Standing Stones | Nearest Town: Todmorden
Map: SD 9250 2370 | Sheets: OL21 L103 | Lat: 53.70966N | Long: 2.1151W
Although not Scheduled Ancient Monuments, and of doubtful antiquity, these three stones are still worth the visit. The 3.6m (12ft) stone set in a millstone-like base seems to have appeared some time after 1912, its holes suggesting it has spent time as a gatepost. In the field to the west is another stone, of a similar height. The smaller, third stone, 1.3m, is in a field further up Stones Lane. Until the 1950s there were two stones in this field; the missing one may be part of the trough built around the spring.
Stone Circle | Nearest Town: Ilkley
Map: SE 1261 4506 | Sheets: E297 L104 | Lat: 53.901555N | Long: 1.80957W
The Twelve Apostles are conveniently close to a main footpath on Ilkley Moor, but this hasn’t necessarily done them any favours. By the 1970s all the stones had fallen; they were put back up again in an unauthorized re-erection. Some have since fallen and been re-erected again, and many are now loose. The current 16m (52ft) circle has 12 stones but it’s thought there were once 20 stones, plus a central pillar, and a raised embankment.
The circle has wonderful panoramic views and is sited close to where two important tracks across the moor cross, one of which at least is considered to be prehistoric. Various astronomical alignments have been suggested, for example to the midsummer sunrise, which is celebrated here each year.
(Alt Names: Three Grey Hounds, Three Sisters, The Devil’s Bolts)
Stone Row | Nearest Town: Boroughbridge
Map: SE 3907 6659 | Sheets: L99 E299 | Lat: 54.09373N | Long: 1.40412W
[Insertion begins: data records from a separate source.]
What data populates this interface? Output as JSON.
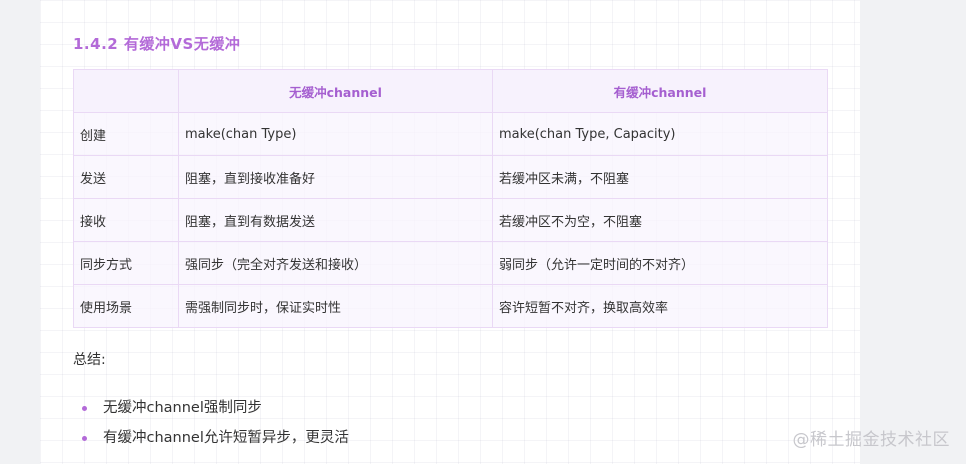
{
  "section": {
    "title": "1.4.2 有缓冲VS无缓冲"
  },
  "table": {
    "headers": [
      "",
      "无缓冲channel",
      "有缓冲channel"
    ],
    "rows": [
      {
        "label": "创建",
        "unbuffered": "make(chan Type)",
        "buffered": "make(chan Type, Capacity)"
      },
      {
        "label": "发送",
        "unbuffered": "阻塞，直到接收准备好",
        "buffered": "若缓冲区未满，不阻塞"
      },
      {
        "label": "接收",
        "unbuffered": "阻塞，直到有数据发送",
        "buffered": "若缓冲区不为空，不阻塞"
      },
      {
        "label": "同步方式",
        "unbuffered": "强同步（完全对齐发送和接收）",
        "buffered": "弱同步（允许一定时间的不对齐）"
      },
      {
        "label": "使用场景",
        "unbuffered": "需强制同步时，保证实时性",
        "buffered": "容许短暂不对齐，换取高效率"
      }
    ]
  },
  "summary": {
    "label": "总结:",
    "points": [
      "无缓冲channel强制同步",
      "有缓冲channel允许短暂异步，更灵活"
    ]
  },
  "watermark": "@稀土掘金技术社区",
  "colors": {
    "accent": "#b36ad8",
    "table_border": "#ead9f5",
    "header_bg": "#f7f2fd"
  }
}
Three massive stones remain in this dramatic stone row 174m (570ft) long, the stones ranging between 5.5m (18ft) and 6.8m (22ft 3in), with a further 1.5m (5ft) of each stone hidden below ground. The gritstone has weathered into grooves at the top of the stones, giving them a characterful appearance. It is thought the central stone was one of a pair, and there may have been a total of five stones here originally, with one stone broken up to build a bridge c. 1600. The very close proximity of the A1(M) indicates the importance of this glacial ridge as an ancient north–south transport link.
Ring Cairn | Nearest Town: Grassington
Map: SD 8997 7937 | Sheets: OL30 L98 | Lat: 54.20996N | Long: 2.15528W
This site has been described as a stone circle but the 20 limestone kerb stones look to be all that’s left of a ring cairn about 7 × 6.5m (23 ×21ft) in diameter. Four further stones form an outer kerb to the northwest. The tallest stone is 1.2m (4ft), with most about 0.4m (1ft 3in). A possible outlier stands 6.5m (21ft) to the southeast, and there are a couple of similar boulders to the west that may or may not be associated with the remains of the circle.
‘The Old Stones: A Field Guide to the Megalithic Sites of Britain and Ireland’ is published on September 20 by Watkins Publishing, edited by Andy Burnham, RRP £29.99
All images © Richard Dixon except Twelve Apostles: Shutterstock, Photo © Gavin J. Dronfield,
Old Stones, Watkins